Writer-Director duo Sheershak Anand and Shantanu Ray Chhibber’s ‘3G’ is a psychological horror film that has been touted to be an almost genre-defining one. In addition to that is the fact that the offering at hand deals with something as common in our technology-driven lives of the day as a 3G connection and a mobile phone. One is bound to have decent expectations from the film.
The film begins with a bang catching you unawares and making you shout in surprise. After the credits in the beginning – and the innovative way in which the credits roll out deserves a special mention – Sonal Chauhan emerges from the sea in a red bikini, showing ample amount of skin thereby making it difficult for men to take their eyes off her. Sheena (Sonal) and Sam (Neil) are on a holiday in Fiji when the latter’s phone slips into the sea. Sam gets himself a second hand 3G enabled phone.
The phone becomes the reason Sam and Sheena lose their peaceful sleep. There are phantom video calls which repeatedly reiterate the last moments of some woman’s death; there are weird occurrences inside the villa. All of which leave the protagonists at the end of their tether. Gradually, the two realise that they have stepped into a quagmire and are being pulled deeper into it with every passing moment.
Neil Nitin Mukesh’s last outing, ‘David’, despite a performance that was extremely praiseworthy, did not manage to fare well at the Box Office. In this film, too, Neil acts wholeheartedly – essaying with honesty the role that he is required to perform.
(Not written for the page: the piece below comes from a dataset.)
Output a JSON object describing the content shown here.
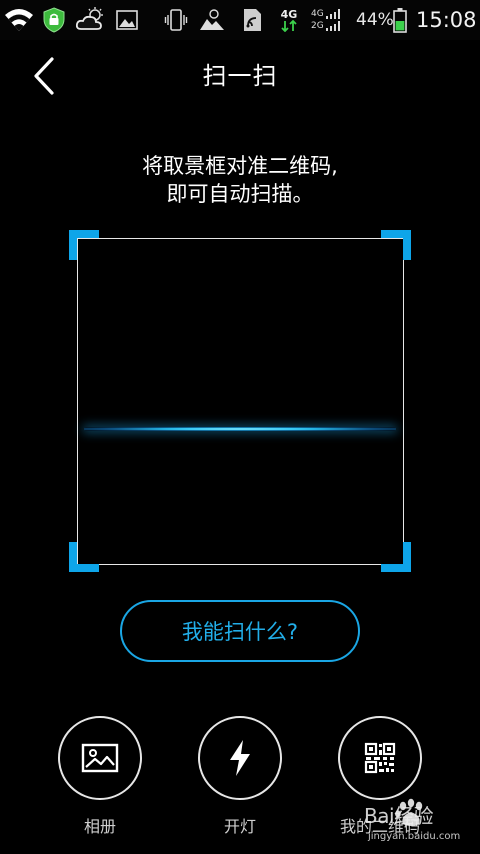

His transitions from the doting lover Sam to his menacing kohl-eyed, earringed doppelganger are smooth and quite believable. There are moments where you feel at one with Sam’s plight and at others you cringe in disgust at his doppelganger’s actions.
Sonal Chauhan, too, puts her efforts into her character and keeps the viewer mostly engaged. At times, one’s attention does tend to sway, but Chauhan as the lost-in-love damsel does a good job of performing her character. Mrinalini Sharma and Ashish Kapoor support the story ably, though there’s not enough scope for one to delve deeper into their characters.
The film is shot in the exotic Fiji and the crystal clear waters, the impeccable beaches and the grand-looking cottages are all a treat to the eyes. However, the brilliance of the sceneries falls badly short of making up for the weak script. The film begins by trying to unravel the mystery behind Sam’s phantom calls, but ends up elsewhere. Sheershak and Shantanu’s story, though fresh, loses its way in the maze that the guys create for themselves. ‘3G’ loses steam after the first half and meanders off to another aspect of the 21st century life altogether.
Added to that is the fact that the film is heavily dependent upon its ridiculously scary background score. Even bread in Sam-Sheena’s hotel pops out of the toaster with an ear-splitting sound. Ditto with times when the scare factor is absolutely unnecessary. There are times when the film offers genuine chills and thrills, but many of them are background score-enabled.
Mithoon’s music is pleasant and utterly croon-able. ‘Kaise bataaoon’ in KK and Sonal Chauhan’s voice is a melodious blend of enjoyable music and beautiful lyrics. ‘Khalbali’ is another track which will probably make its way to the top of the music charts soon enough. Adnan Sami’s rendition of ‘Bulbulliya’ is praiseworthy.
In all, ‘3G’ works in spurts and due to its performances – and Neil Nitin Mukesh is mostly responsible for that. However, there’s a sense of a connection being snapped somewhere. One will sit through the film but will be left wondering where he/she missed something. Two stars for The Killer Connection.